> [What you will do]: Pictures stay out of the copy, and everything else in the data below is repeated exactly.

═══

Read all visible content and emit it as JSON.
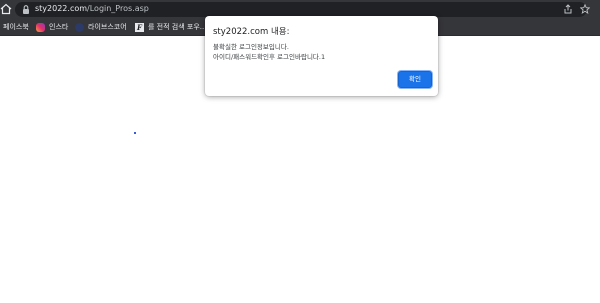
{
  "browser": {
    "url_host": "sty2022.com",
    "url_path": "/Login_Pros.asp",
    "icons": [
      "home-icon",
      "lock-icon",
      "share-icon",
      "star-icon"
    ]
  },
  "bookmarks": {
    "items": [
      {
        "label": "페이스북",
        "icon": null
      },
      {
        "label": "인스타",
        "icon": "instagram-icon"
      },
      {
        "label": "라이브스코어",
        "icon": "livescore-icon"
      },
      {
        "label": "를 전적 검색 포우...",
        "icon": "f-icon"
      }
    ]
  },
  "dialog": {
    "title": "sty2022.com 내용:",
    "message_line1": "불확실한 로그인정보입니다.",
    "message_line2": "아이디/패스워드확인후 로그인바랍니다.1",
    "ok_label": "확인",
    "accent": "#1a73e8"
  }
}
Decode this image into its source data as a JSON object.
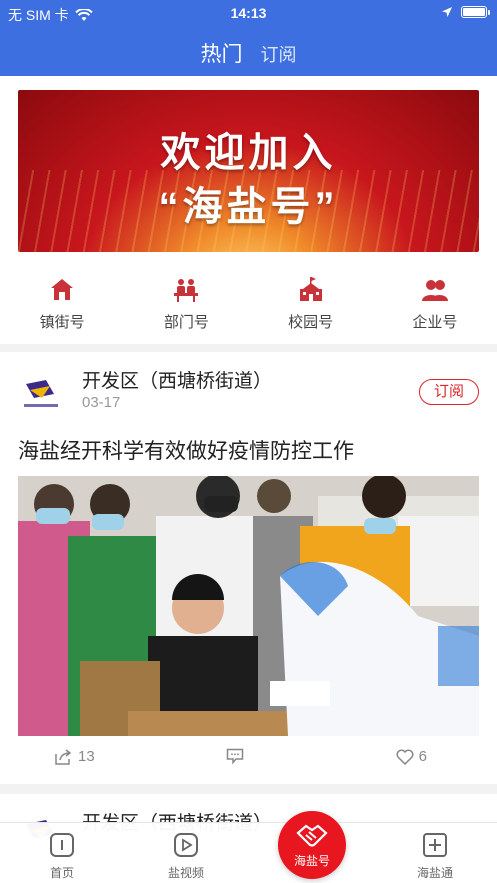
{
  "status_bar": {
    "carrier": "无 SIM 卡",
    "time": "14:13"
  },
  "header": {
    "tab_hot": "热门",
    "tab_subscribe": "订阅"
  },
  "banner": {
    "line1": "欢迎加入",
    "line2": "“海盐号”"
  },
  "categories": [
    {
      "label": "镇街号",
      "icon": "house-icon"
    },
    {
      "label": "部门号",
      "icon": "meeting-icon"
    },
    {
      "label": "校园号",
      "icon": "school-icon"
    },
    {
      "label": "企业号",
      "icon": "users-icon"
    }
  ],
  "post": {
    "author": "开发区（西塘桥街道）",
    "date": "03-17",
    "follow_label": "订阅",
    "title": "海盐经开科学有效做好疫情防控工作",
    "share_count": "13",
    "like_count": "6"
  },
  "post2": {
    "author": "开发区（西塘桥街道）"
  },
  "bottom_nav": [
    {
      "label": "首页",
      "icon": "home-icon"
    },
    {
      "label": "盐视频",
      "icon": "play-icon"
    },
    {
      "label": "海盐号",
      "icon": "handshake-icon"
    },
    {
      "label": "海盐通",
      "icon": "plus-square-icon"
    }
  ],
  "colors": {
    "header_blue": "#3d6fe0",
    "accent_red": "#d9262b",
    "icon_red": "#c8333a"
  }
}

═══

> [Solution to the problem]:
Read all visible content and emit it as JSON.
{
  "browser": {
    "url_host": "sty2022.com",
    "url_path": "/Login_Pros.asp",
    "icons": [
      "home-icon",
      "lock-icon",
      "share-icon",
      "star-icon"
    ]
  },
  "bookmarks": {
    "items": [
      {
        "label": "페이스북",
        "icon": null
      },
      {
        "label": "인스타",
        "icon": "instagram-icon"
      },
      {
        "label": "라이브스코어",
        "icon": "livescore-icon"
      },
      {
        "label": "를 전적 검색 포우...",
        "icon": "f-icon"
      }
    ]
  },
  "dialog": {
    "title": "sty2022.com 내용:",
    "message_line1": "불확실한 로그인정보입니다.",
    "message_line2": "아이디/패스워드확인후 로그인바랍니다.1",
    "ok_label": "확인",
    "accent": "#1a73e8"
  }
}
Decode this image into its source data as a JSON object.
{
  "status_bar": {
    "carrier": "无 SIM 卡",
    "time": "14:13"
  },
  "header": {
    "tab_hot": "热门",
    "tab_subscribe": "订阅"
  },
  "banner": {
    "line1": "欢迎加入",
    "line2": "“海盐号”"
  },
  "categories": [
    {
      "label": "镇街号",
      "icon": "house-icon"
    },
    {
      "label": "部门号",
      "icon": "meeting-icon"
    },
    {
      "label": "校园号",
      "icon": "school-icon"
    },
    {
      "label": "企业号",
      "icon": "users-icon"
    }
  ],
  "post": {
    "author": "开发区（西塘桥街道）",
    "date": "03-17",
    "follow_label": "订阅",
    "title": "海盐经开科学有效做好疫情防控工作",
    "share_count": "13",
    "like_count": "6"
  },
  "post2": {
    "author": "开发区（西塘桥街道）"
  },
  "bottom_nav": [
    {
      "label": "首页",
      "icon": "home-icon"
    },
    {
      "label": "盐视频",
      "icon": "play-icon"
    },
    {
      "label": "海盐号",
      "icon": "handshake-icon"
    },
    {
      "label": "海盐通",
      "icon": "plus-square-icon"
    }
  ],
  "colors": {
    "header_blue": "#3d6fe0",
    "accent_red": "#d9262b",
    "icon_red": "#c8333a"
  }
}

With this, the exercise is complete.